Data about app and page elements
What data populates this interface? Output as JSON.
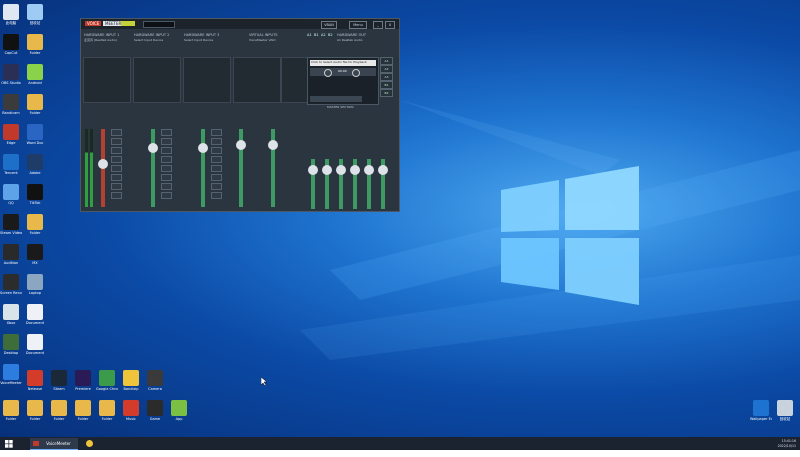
{
  "desktop": {
    "icons_left_col": [
      {
        "label": "此电脑",
        "color": "#dfe8f2"
      },
      {
        "label": "CapCut",
        "color": "#111111"
      },
      {
        "label": "OBS Studio",
        "color": "#2b2f55"
      },
      {
        "label": "Bandicam",
        "color": "#3b3b3b"
      },
      {
        "label": "Edge",
        "color": "#c0392b"
      },
      {
        "label": "Tencent",
        "color": "#1e6fc7"
      },
      {
        "label": "QQ",
        "color": "#5ea2e8"
      },
      {
        "label": "Steam Video",
        "color": "#1a1a1a"
      },
      {
        "label": "Audition",
        "color": "#2a2a2a"
      },
      {
        "label": "Screen Recorder",
        "color": "#2c2c2c"
      },
      {
        "label": "Xbox",
        "color": "#d9e3ea"
      },
      {
        "label": "Desktop",
        "color": "#3f6d3a"
      },
      {
        "label": "VoiceMeeter",
        "color": "#2d7de0"
      }
    ],
    "icons_right_col": [
      {
        "label": "回收站",
        "color": "#9ecbf4"
      },
      {
        "label": "Folder",
        "color": "#e8b84a"
      },
      {
        "label": "Android",
        "color": "#8bd24b"
      },
      {
        "label": "Folder",
        "color": "#e8b84a"
      },
      {
        "label": "Word Doc",
        "color": "#2a65c3"
      },
      {
        "label": "Adobe",
        "color": "#1f3c68"
      },
      {
        "label": "TikTok",
        "color": "#111111"
      },
      {
        "label": "Folder",
        "color": "#e8b84a"
      },
      {
        "label": "MX",
        "color": "#1a1a1a"
      },
      {
        "label": "Laptop",
        "color": "#8aa6c0"
      },
      {
        "label": "Document",
        "color": "#eef2f6"
      },
      {
        "label": "Document",
        "color": "#eef2f6"
      }
    ],
    "icons_bottom_row1": [
      {
        "label": "Netease",
        "color": "#d33b2b"
      },
      {
        "label": "Steam",
        "color": "#1b2838"
      },
      {
        "label": "Premiere",
        "color": "#2a1a55"
      },
      {
        "label": "Google Chrome",
        "color": "#3c9b4a"
      },
      {
        "label": "Bandizip",
        "color": "#f0c43a"
      },
      {
        "label": "Camera",
        "color": "#3a3a3a"
      }
    ],
    "icons_bottom_row2": [
      {
        "label": "Folder",
        "color": "#e8b84a"
      },
      {
        "label": "Folder",
        "color": "#e8b84a"
      },
      {
        "label": "Folder",
        "color": "#e8b84a"
      },
      {
        "label": "Folder",
        "color": "#e8b84a"
      },
      {
        "label": "Folder",
        "color": "#e8b84a"
      },
      {
        "label": "Music",
        "color": "#d33b2b"
      },
      {
        "label": "Game",
        "color": "#2b2b2b"
      },
      {
        "label": "App",
        "color": "#7bc043"
      }
    ],
    "icons_right": [
      {
        "label": "Wallpaper Engine",
        "color": "#1e73d1"
      },
      {
        "label": "回收站",
        "color": "#c9d3dd"
      }
    ]
  },
  "voicemeeter": {
    "logo_text": "VOICE",
    "logo_text2": "MEETER",
    "vban_label": "VBAN",
    "menu_label": "Menu",
    "minimize_label": "_",
    "close_label": "X",
    "inputs": [
      {
        "title": "HARDWARE INPUT 1",
        "sub": "麦克风 (Realtek Audio)"
      },
      {
        "title": "HARDWARE INPUT 2",
        "sub": "Select Input Device"
      },
      {
        "title": "HARDWARE INPUT 3",
        "sub": "Select Input Device"
      },
      {
        "title": "VIRTUAL INPUTS",
        "sub": "VoiceMeeter VAIO"
      }
    ],
    "output_title": "HARDWARE OUT",
    "output_sub": "A1 Realtek Audio",
    "bus_labels": [
      "A1",
      "A2",
      "A3",
      "B1",
      "B2"
    ],
    "cassette_text": "Click to Select Audio file for Playback",
    "cassette_time": "00:00",
    "master_label": "MASTER SECTION",
    "strip_fader_values": [
      -20,
      -3,
      -3,
      0,
      0
    ]
  },
  "taskbar": {
    "start_icon": "windows-start-icon",
    "active_app_label": "VoiceMeeter",
    "clock_time": "15:41:16",
    "clock_date": "2022/10/11"
  }
}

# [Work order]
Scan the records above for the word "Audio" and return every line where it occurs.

# [Answer to this problem]
        "sub": "麦克风 (Realtek Audio)"
    "output_sub": "A1 Realtek Audio",
    "cassette_text": "Click to Select Audio file for Playback",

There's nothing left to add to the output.